Rated PG for mild action and rude humor
Written by Dan Hageman, Kevin Hageman and more
Directed by Phil Lord and Christopher Miller
Starring Chris Pratt, Elizabeth Banks, Will Ferrell, Will Arnett and more
Even the simplest things can be transformed into something amazing.
That's the magic of both Legos and "The Lego Movie," the new animated tour-de-force that more fully captures the power of imagination than anything I've seen in a long time. What at first seems like nothing more than a goofy variant on "The Matrix" transforms into a moving look at creativity and the joy of expression, all of it brought to life with an amazing level of visual and narrative detail.
The movie starts with Emmet, an ordinary Lego mini-figure who goes through his day happily following the rule book written by the town's supreme leader. The rule book is written in diagrams, like Lego instructions, but that's only one of the sly jokes that start the moment the movie begins. Most of them flash by in only a few seconds, such as the Lego-man version of jumping jacks Emmet does as part of his morning routine, but all of them are worthy of at least a chuckle.

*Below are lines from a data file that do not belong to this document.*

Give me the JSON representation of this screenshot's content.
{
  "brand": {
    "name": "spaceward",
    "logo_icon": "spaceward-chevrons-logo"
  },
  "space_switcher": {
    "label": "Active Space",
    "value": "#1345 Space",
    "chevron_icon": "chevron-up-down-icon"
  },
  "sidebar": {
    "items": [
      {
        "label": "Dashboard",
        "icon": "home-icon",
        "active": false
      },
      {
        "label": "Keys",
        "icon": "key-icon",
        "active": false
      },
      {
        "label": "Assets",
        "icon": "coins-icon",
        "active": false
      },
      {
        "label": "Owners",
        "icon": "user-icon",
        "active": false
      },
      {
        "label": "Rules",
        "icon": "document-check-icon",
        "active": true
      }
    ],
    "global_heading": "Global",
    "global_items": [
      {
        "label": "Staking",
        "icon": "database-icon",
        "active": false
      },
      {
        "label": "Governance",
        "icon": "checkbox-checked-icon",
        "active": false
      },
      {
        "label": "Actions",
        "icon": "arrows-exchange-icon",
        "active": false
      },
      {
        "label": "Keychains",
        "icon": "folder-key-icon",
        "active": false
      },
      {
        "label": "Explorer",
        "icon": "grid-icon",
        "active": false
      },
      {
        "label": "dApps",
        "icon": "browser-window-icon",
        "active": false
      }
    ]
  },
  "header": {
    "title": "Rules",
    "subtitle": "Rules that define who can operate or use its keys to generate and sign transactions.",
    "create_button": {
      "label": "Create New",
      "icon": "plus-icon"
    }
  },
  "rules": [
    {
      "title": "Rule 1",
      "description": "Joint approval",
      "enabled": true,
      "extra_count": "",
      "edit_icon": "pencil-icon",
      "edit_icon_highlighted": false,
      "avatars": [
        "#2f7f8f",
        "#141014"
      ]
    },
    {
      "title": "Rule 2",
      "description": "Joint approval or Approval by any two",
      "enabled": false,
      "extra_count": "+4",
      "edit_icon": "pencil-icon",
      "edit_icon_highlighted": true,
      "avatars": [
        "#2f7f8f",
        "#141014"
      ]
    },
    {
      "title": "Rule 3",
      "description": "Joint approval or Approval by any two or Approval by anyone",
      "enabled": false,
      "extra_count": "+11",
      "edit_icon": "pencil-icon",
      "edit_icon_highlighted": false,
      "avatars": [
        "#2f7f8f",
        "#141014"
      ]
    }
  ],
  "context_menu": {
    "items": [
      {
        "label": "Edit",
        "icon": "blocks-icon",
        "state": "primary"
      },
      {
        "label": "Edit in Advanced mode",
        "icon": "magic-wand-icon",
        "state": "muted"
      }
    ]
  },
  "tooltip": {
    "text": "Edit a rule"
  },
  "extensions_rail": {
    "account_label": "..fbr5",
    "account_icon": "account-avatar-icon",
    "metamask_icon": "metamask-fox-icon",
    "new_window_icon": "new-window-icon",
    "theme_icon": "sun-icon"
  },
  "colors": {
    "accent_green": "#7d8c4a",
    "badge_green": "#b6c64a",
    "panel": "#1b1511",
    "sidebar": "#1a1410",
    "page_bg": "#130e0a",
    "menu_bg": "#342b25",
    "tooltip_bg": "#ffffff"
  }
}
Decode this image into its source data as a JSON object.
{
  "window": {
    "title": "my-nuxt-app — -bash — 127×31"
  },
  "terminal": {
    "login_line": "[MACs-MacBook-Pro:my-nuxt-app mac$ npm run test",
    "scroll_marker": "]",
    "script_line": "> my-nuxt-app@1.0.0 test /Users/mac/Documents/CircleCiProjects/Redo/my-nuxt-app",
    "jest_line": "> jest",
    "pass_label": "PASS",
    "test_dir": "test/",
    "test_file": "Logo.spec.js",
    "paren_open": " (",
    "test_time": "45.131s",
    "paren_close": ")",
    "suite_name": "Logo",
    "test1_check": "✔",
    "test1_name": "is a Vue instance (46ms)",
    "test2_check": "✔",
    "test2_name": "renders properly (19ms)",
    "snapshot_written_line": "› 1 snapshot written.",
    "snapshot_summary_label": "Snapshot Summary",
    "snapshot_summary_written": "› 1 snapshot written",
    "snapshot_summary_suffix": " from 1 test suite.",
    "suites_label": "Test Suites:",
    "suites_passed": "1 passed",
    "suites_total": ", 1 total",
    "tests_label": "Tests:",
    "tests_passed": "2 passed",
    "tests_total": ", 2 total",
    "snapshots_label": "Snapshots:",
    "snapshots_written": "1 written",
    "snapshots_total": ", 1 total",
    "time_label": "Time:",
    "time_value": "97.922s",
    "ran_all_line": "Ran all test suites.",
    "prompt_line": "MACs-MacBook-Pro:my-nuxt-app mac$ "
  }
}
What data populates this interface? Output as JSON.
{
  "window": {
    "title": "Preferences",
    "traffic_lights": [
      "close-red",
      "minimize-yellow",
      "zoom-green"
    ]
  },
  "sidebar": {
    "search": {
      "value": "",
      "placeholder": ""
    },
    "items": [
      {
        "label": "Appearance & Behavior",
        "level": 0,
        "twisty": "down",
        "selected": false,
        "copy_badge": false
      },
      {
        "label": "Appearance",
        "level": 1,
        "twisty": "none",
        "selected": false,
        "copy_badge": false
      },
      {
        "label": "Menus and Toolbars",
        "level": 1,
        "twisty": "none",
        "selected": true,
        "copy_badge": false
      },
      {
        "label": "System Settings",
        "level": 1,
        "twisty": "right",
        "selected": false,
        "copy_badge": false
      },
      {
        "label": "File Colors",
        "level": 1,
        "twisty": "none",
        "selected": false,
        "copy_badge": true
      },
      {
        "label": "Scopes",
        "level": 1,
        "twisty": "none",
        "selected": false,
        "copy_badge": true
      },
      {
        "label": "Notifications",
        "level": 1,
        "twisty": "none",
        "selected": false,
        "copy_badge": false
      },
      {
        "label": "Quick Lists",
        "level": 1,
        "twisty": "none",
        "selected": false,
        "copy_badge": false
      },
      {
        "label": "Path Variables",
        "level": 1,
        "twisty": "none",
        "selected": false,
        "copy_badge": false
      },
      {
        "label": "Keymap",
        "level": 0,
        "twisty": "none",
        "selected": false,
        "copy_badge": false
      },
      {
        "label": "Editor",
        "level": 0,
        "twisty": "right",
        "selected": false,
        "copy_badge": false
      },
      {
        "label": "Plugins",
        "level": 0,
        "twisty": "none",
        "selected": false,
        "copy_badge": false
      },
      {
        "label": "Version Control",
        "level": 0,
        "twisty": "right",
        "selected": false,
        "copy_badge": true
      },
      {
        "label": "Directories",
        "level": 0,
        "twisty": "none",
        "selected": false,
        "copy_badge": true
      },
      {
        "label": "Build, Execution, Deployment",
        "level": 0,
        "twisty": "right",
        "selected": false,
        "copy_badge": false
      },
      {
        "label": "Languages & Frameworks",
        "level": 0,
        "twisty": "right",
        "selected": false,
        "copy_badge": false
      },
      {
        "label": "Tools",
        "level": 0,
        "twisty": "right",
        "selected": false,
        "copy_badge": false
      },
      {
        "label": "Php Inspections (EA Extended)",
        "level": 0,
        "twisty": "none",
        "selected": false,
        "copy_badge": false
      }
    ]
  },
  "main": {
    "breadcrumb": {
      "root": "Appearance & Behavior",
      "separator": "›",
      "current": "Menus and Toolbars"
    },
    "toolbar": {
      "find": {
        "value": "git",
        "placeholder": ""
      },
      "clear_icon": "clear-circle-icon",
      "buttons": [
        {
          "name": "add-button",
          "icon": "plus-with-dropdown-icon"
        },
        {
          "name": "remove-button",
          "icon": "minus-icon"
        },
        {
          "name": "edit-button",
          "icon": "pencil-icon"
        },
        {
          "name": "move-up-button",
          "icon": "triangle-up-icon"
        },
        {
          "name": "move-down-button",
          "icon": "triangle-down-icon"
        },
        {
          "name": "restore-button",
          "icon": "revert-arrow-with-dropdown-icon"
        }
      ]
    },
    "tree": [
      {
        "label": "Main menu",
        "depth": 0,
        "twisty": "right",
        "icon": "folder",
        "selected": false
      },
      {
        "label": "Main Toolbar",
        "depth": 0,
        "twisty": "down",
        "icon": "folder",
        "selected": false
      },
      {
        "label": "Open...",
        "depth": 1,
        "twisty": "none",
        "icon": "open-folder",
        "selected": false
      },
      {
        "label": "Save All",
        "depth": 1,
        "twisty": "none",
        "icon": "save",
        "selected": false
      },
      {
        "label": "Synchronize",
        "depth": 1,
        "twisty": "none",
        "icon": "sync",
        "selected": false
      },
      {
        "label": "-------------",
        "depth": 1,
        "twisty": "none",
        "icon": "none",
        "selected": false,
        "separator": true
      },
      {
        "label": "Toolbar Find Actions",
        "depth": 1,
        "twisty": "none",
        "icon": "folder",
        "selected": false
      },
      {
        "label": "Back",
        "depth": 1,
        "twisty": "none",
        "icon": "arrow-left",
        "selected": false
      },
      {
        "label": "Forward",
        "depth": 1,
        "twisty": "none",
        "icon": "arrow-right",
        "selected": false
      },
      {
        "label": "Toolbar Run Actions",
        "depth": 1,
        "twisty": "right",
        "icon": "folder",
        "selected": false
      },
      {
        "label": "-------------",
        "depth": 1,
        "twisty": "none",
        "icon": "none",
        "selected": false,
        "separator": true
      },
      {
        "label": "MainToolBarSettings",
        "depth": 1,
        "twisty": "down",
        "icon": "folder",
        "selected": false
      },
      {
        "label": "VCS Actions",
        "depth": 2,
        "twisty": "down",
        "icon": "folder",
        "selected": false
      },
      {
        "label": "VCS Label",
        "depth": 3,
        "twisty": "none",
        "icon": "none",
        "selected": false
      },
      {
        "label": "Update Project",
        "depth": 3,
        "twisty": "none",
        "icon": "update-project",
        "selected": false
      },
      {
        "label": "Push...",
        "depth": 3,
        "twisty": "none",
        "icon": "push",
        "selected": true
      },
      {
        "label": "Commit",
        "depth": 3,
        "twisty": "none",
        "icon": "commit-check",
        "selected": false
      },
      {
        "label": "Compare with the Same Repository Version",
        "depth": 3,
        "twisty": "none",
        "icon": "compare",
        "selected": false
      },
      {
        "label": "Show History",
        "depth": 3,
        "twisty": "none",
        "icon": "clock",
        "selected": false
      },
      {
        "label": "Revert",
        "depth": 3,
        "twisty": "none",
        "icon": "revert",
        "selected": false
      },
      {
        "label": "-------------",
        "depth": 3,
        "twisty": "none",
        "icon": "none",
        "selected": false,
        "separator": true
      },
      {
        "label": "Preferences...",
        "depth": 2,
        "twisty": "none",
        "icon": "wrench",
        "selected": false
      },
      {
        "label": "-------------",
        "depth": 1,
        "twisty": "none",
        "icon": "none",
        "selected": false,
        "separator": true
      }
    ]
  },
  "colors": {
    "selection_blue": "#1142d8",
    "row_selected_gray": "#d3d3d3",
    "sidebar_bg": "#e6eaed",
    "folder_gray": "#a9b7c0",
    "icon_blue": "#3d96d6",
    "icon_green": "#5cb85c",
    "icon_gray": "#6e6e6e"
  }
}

It's possible, though, that you'll be too busy marveling at the movie's visual inventiveness to notice when it's being funny. The animators are slavishly faithful to the concept, using tiny Lego pieces (accurately sized in relation to the Lego figures) for even the droplets of water in the shower. When there's an ocean later in the movie, the waves rise and fall with the rapid stacking and unstacking of small Lego blocks. Nearly everything in the movie adheres perfectly to the rules of physical Lego construction, and it's a treat to watch every trick the animators come up with.
Even better, this creativity and rigorous attention to detail is also turned to the plot. The adventure story at first seems similar to several well-known movies, and elements such as the villainous super-weapon or the mystical artifact needed to stop it first seem like nothing more than randomly-named placeholders. As the movie unfolds, though, you slowly realize that everything was carefully planned with a larger vision in mind, and each new discovery feels like a delight. And when it all fits together, you'll marvel that you didn't see it coming.
That's not to say that the journey there isn't plenty of fun. Even if you miss all of the fantastic little touches, the movie still manages to be a slightly silly but mostly quite funny adventure chock full of guest appearances by everyone from Superman to Abraham Lincoln. Batman and Morgan Freeman's Gandalf-knockoff are particularly hilarious, though the less famous Kitty Unicorn Princess might be even more entertaining overall. They're the shiny specialty pieces in this box of Legos, the ones you know will be fun to play with the moment you open the box.
In the end, though, it's what you build that matters most. "The Lego Movie" stops at nothing short than an entirely new world, brimming with laughs, a few tears, and the power to make you feel like a little kid again.
To see what Clipper Online Editpr Dan Metcalf thought of The Lego Movie, click here for his review.